Work order –
Answer with a single number: the count of lines below that hold "untitled".

Records shown –

========================================================================

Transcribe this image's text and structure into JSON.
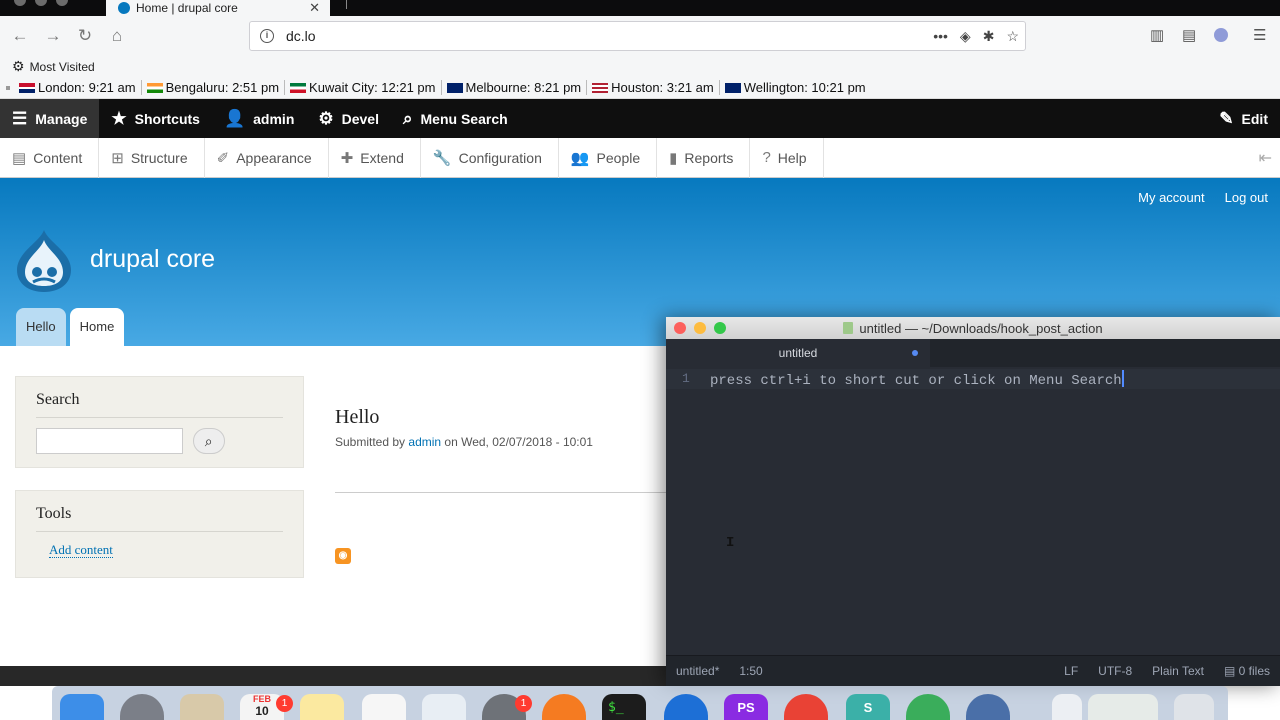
{
  "browser": {
    "tab_title": "Home | drupal core",
    "url": "dc.lo",
    "bookmark_label": "Most Visited",
    "clocks": [
      {
        "label": "London: 9:21 am",
        "flag": "uk"
      },
      {
        "label": "Bengaluru: 2:51 pm",
        "flag": "in"
      },
      {
        "label": "Kuwait City: 12:21 pm",
        "flag": "kw"
      },
      {
        "label": "Melbourne: 8:21 pm",
        "flag": "au"
      },
      {
        "label": "Houston: 3:21 am",
        "flag": "us"
      },
      {
        "label": "Wellington: 10:21 pm",
        "flag": "nz"
      }
    ]
  },
  "toolbar": {
    "manage": "Manage",
    "shortcuts": "Shortcuts",
    "user": "admin",
    "devel": "Devel",
    "menu_search": "Menu Search",
    "edit": "Edit"
  },
  "tray": {
    "items": [
      "Content",
      "Structure",
      "Appearance",
      "Extend",
      "Configuration",
      "People",
      "Reports",
      "Help"
    ]
  },
  "site": {
    "name": "drupal core",
    "my_account": "My account",
    "logout": "Log out",
    "tabs": [
      "Hello",
      "Home"
    ]
  },
  "sidebar": {
    "search_title": "Search",
    "tools_title": "Tools",
    "add_content": "Add content"
  },
  "node": {
    "title": "Hello",
    "submitted_prefix": "Submitted by",
    "author": "admin",
    "submitted_suffix": "on Wed, 02/07/2018 - 10:01"
  },
  "editor": {
    "window_title": "untitled — ~/Downloads/hook_post_action",
    "tab_label": "untitled",
    "line_number": "1",
    "code_text": "press ctrl+i to short cut or click on Menu Search",
    "status_file": "untitled*",
    "status_position": "1:50",
    "status_eol": "LF",
    "status_encoding": "UTF-8",
    "status_grammar": "Plain Text",
    "status_files": "0 files"
  },
  "dock": {
    "calendar_badge": "1",
    "sysprefs_badge": "1",
    "calendar_month": "FEB",
    "calendar_day": "10"
  },
  "colors": {
    "drupal_blue": "#0779bf",
    "toolbar_black": "#0f0f0f",
    "editor_bg": "#282c34",
    "link_blue": "#0071b3"
  }
}
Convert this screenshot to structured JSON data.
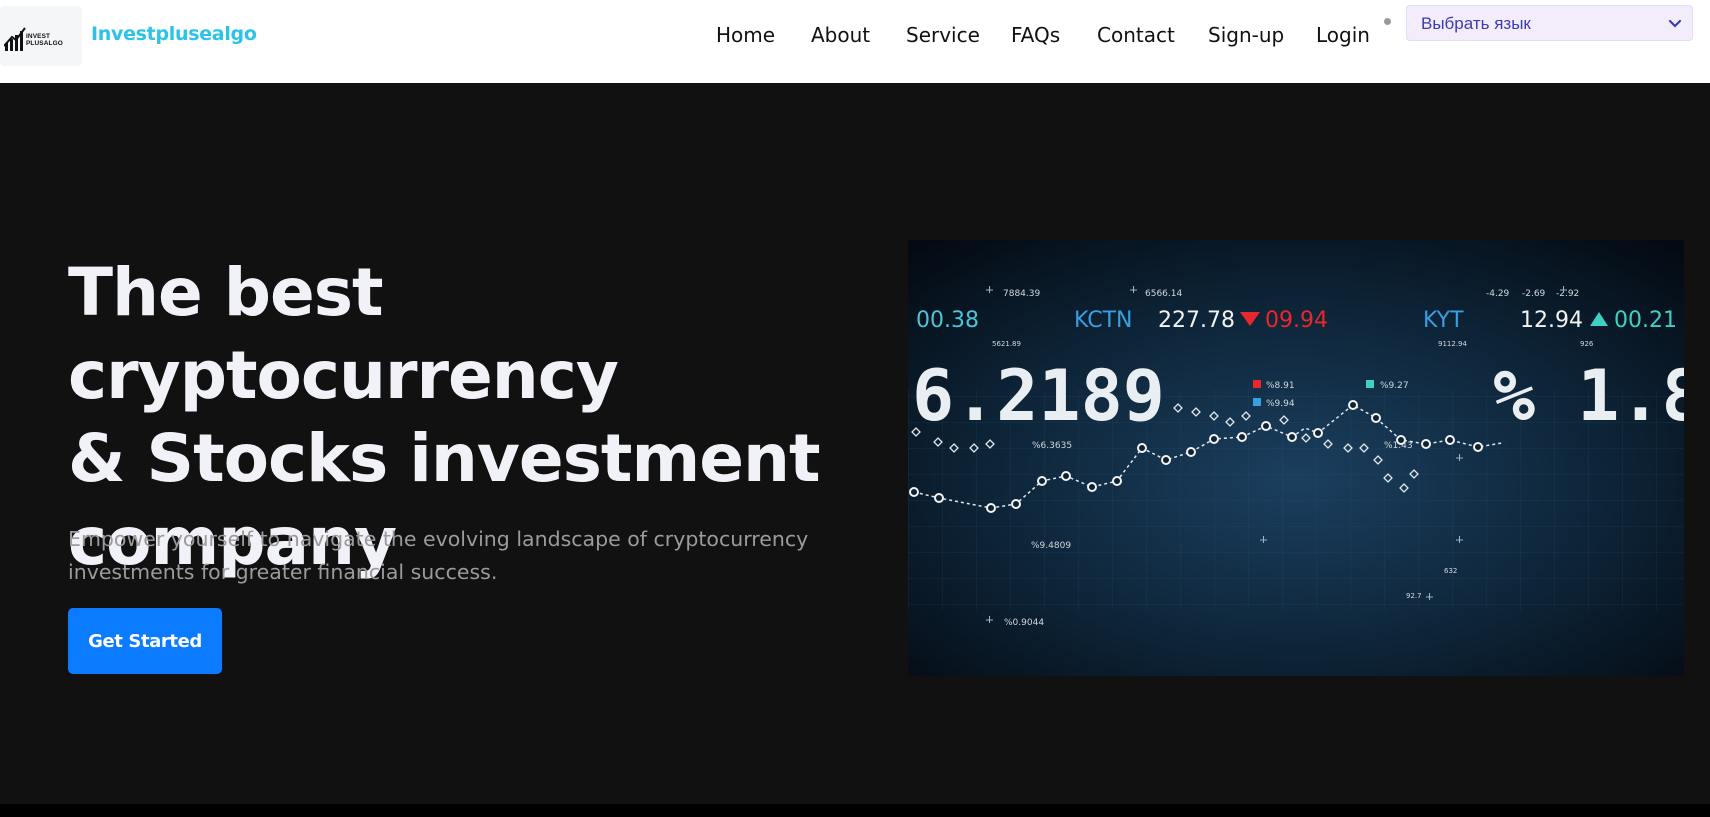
{
  "header": {
    "logo_text": [
      "INVEST",
      "PLUSALGO"
    ],
    "brand": "Investplusealgo",
    "nav": [
      "Home",
      "About",
      "Service",
      "FAQs",
      "Contact",
      "Sign-up",
      "Login"
    ],
    "language_select": {
      "value": "Выбрать язык"
    }
  },
  "hero": {
    "title_lines": [
      "The best cryptocurrency",
      "& Stocks investment",
      "company"
    ],
    "subtitle_lines": [
      "Empower yourself to navigate the evolving landscape of cryptocurrency",
      "investments for greater financial success."
    ],
    "cta_label": "Get Started",
    "image": {
      "ticker": {
        "left_value": "00.38",
        "symbol_1": "KCTN",
        "price_1": "227.78",
        "change_1": "09.94",
        "symbol_2": "KYT",
        "price_2": "12.94",
        "change_2": "00.21"
      },
      "big_left": "6.2189",
      "big_right": "% 1.8",
      "small_labels": [
        "7884.39",
        "6566.14",
        "-4.29",
        "-2.69",
        "-2.92",
        "%8.91",
        "%9.27",
        "%9.94",
        "%6.3635",
        "%1.43",
        "%9.4809",
        "%0.9044",
        "5621.89",
        "9112.94",
        "926",
        "632",
        "92.7"
      ],
      "colors": {
        "cyan": "#4ec3d6",
        "blue": "#3a9ee0",
        "red": "#e8282d",
        "teal": "#3fd0c4",
        "white": "#f2f2f2"
      }
    }
  },
  "colors": {
    "nav_bg": "#ffffff",
    "hero_bg": "#111111",
    "brand": "#2bc4e8",
    "title": "#f1f1f8",
    "subtitle": "#9b9b9b",
    "cta": "#0b7bff"
  }
}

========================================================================

Result –
3